It wasn’t until 2006 that India passed the Prohibition of Child Marriage Act. The Act is designed to curb the prevalence of child marriage throughout the country and articulates that it is indeed illegal for children to get married. Under the Act, females may not legally marry under the age of 18 and males may not legally marry if under the age of 21. These ages correspond to “healthy” times for each gender to be married and have children. The inherent gender inequality is seldom discussed. The Court has the authority to void child marriage where they do occur, or place an injunction on a pending marriage. Those who promote the marriage are subject to fines and imprisonment. According the Act, each district and each state must have a Child Marriage Prohibition Officer, who is responsible for a range of activities, including voiding child marriages, sensitizing the community to the malignant effects of child marriage, and creating awareness of child marriage laws.
While progress has indeed been made in the last ten years to stop child marriage, the question remains: is it enough? After researching the topic, and conducting interviews with victims, hospital workers, government officials and social activists, I have concluded that it is absolutely not enough.
In many areas throughout India, there is no enforcement of child marriage laws. Some districts have indeed decreased child marriage rates, and these statistics are widely celebrated. However, other states and districts have done little to curb child marriage see no government repercussion and no movement toward change. For example, we conducted interviews throughout remote villages in the Ganjam District which is on the south-eastern Coast of India in the state of Orissa. We interviewed female victims, village leaders, health workers, hospital workers and social activists. In each of the five villages we visited, the average age of marriage for boys was 22-23. The average age of marriage for girls was 15. Social pressures force these female victims to drop out of school when they are married. They are then expected to move in with their new in-laws and do daily household labor for the family. Further, tradition expects the girls to immediately seek to become pregnant, which ultimately increases health risks related to adolescent pregnancy.
None of the community members knew about the child marriage laws, understood the negative effects of child marriage, or could recall being visited by any government officials on the status of child marriage. Throughout India, you will find entire districts, or even entire states, that share similar child marriage traditions to these villages. Despite it being well known that child marriage is pervasive in these areas, many state and local governments are doing little to create awareness about law, enforce the law and ultimately stop child marriages.

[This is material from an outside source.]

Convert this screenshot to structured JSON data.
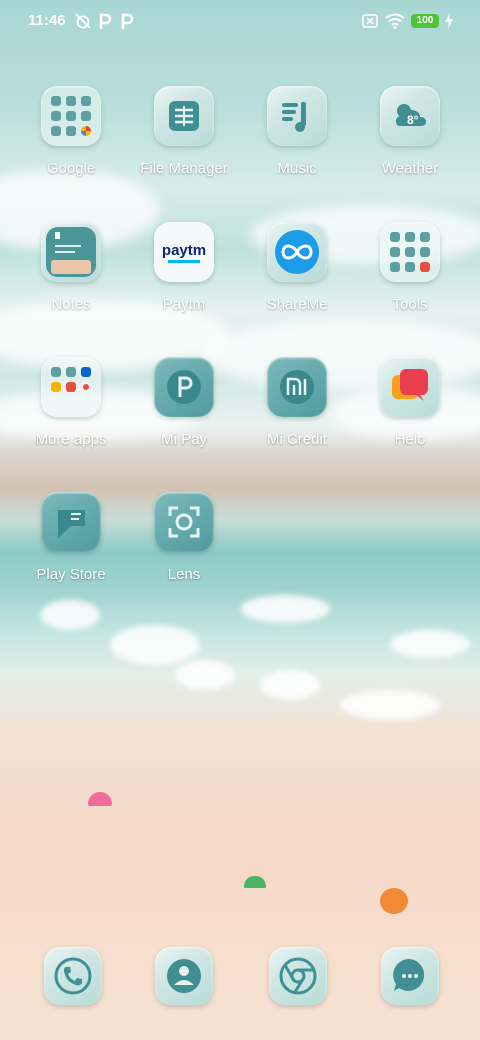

Child marriage will remain pervasive in India until laws are uniformly and rigorously enforced. Until then, there will be wide discrepancies in child marriage rates, which will result in a perpetuation of gender inequality and poverty. Until these marriages are stopped, child victims will be forced to abandon education, career opportunities and face increased health risks. As my time in India comes to an end, I hope that organizations like HRLN continue to fight to turn well-intended laws into reality. I can hope that with zealous activism, governments and local communities will start to feel the pressure to change and begin to uncompromisingly enforce the law and in turn, create brighter futures for the children of India.
– Anna Holding